── Given information ──

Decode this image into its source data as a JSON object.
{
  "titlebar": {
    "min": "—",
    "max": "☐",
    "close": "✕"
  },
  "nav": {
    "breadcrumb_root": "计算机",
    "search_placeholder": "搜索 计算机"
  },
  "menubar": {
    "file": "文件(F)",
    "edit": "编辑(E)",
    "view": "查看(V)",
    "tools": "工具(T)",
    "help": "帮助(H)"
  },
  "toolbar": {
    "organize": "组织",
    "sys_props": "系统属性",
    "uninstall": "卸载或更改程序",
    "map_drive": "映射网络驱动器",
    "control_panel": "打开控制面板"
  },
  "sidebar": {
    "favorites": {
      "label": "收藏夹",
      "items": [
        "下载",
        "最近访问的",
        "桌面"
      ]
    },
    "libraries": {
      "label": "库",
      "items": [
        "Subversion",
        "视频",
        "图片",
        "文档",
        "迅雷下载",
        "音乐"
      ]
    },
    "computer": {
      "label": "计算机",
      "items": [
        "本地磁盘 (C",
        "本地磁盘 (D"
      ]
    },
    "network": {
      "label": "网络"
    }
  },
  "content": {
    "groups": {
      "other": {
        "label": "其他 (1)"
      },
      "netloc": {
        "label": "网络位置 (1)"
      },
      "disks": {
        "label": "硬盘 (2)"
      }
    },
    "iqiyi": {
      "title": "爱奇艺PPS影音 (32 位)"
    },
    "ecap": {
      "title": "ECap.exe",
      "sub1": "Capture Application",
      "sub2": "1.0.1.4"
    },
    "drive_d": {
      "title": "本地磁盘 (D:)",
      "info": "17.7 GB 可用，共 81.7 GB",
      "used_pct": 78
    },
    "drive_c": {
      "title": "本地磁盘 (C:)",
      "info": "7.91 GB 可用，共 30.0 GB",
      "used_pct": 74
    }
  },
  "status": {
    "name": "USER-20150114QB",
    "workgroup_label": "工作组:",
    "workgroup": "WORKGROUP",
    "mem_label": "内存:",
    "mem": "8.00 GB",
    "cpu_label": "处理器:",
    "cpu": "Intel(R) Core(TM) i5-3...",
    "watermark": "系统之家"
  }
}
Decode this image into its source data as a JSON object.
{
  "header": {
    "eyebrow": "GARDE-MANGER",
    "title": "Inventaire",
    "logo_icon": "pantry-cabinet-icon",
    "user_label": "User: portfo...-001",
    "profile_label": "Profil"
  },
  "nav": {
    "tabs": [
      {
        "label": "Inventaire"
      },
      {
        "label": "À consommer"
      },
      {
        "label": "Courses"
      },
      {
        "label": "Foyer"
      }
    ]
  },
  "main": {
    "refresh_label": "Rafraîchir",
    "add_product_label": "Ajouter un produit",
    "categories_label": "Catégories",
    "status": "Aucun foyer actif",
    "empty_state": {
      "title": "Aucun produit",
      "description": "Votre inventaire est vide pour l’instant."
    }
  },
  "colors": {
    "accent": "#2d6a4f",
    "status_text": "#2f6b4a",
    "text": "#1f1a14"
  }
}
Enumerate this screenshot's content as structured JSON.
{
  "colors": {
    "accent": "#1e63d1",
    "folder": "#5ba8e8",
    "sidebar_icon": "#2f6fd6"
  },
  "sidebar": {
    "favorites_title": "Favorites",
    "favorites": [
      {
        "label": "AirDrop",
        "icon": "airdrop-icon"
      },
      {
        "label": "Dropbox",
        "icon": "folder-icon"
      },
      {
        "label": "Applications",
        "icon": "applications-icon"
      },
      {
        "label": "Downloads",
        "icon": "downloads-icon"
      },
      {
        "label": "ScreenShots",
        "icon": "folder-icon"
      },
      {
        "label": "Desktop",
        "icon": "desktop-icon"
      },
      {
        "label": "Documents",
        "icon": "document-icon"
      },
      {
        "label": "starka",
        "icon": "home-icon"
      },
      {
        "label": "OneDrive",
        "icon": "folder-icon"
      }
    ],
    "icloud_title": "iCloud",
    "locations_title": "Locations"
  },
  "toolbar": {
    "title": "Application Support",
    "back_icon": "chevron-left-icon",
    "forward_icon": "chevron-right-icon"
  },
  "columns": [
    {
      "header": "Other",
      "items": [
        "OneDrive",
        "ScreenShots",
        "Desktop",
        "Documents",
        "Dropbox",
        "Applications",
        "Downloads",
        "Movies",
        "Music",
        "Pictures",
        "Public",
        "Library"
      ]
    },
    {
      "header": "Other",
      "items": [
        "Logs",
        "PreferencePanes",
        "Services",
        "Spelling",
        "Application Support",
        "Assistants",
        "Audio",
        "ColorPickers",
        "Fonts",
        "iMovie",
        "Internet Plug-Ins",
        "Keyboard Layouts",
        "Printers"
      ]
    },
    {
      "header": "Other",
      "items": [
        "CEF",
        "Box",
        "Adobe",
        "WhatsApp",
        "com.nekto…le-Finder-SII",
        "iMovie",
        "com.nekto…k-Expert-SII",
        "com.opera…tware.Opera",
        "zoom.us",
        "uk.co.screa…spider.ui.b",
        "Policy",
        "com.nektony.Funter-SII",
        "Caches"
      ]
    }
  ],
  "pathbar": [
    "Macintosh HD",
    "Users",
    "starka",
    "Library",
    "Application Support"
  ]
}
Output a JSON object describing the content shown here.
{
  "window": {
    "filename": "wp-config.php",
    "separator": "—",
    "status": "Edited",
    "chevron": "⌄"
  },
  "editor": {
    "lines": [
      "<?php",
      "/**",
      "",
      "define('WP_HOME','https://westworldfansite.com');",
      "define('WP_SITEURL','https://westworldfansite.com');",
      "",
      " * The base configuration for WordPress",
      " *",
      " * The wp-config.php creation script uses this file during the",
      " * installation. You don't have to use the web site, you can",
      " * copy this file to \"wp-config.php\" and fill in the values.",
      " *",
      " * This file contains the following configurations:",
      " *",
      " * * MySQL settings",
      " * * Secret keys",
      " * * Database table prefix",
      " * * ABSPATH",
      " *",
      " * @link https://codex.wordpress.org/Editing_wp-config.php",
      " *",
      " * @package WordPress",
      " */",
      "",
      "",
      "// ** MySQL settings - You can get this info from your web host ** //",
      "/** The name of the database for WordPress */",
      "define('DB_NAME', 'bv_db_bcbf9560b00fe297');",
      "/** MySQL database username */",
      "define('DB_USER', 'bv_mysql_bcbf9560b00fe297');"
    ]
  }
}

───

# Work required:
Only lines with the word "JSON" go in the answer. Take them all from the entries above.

# Output:
Decode this image into its source data as a JSON object.
Decode this image into its source data as a JSON object.
Enumerate this screenshot's content as structured JSON.
Output a JSON object describing the content shown here.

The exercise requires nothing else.